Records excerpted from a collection
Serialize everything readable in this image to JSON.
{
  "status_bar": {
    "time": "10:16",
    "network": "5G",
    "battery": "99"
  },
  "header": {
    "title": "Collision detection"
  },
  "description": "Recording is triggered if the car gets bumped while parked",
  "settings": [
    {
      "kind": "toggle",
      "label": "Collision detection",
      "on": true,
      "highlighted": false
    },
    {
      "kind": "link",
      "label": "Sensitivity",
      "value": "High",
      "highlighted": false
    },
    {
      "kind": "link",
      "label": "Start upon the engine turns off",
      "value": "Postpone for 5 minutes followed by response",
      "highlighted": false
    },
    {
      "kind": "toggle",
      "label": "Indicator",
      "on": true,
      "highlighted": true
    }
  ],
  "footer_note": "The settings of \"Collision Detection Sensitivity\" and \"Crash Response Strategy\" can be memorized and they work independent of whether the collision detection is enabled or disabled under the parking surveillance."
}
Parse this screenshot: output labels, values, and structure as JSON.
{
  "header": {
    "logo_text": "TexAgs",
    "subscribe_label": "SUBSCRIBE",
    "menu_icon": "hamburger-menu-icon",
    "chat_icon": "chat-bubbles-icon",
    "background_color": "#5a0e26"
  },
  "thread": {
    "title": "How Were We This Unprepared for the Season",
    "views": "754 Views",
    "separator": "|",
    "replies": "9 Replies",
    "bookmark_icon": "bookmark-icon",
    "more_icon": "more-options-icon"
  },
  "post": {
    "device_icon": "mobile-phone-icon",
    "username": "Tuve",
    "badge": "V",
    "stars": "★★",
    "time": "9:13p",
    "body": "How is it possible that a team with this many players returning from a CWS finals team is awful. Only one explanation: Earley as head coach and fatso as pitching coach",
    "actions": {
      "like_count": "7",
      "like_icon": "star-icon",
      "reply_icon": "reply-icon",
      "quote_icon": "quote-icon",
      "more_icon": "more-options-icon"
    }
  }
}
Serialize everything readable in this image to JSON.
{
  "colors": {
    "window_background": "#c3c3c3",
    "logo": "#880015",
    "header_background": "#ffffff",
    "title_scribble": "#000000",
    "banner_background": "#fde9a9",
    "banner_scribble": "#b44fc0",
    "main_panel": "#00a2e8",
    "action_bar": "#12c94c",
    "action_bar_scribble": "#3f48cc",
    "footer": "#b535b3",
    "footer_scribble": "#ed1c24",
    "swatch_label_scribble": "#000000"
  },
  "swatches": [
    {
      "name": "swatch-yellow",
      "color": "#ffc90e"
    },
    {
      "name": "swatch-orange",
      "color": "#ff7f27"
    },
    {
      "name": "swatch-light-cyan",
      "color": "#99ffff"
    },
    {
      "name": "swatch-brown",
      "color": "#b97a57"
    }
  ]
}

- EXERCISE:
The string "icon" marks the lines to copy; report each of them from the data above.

- SOLUTION TO THE EXERCISE:
    "menu_icon": "hamburger-menu-icon",
    "chat_icon": "chat-bubbles-icon",
    "bookmark_icon": "bookmark-icon",
    "more_icon": "more-options-icon"
    "device_icon": "mobile-phone-icon",
      "like_icon": "star-icon",
      "reply_icon": "reply-icon",
      "quote_icon": "quote-icon",
      "more_icon": "more-options-icon"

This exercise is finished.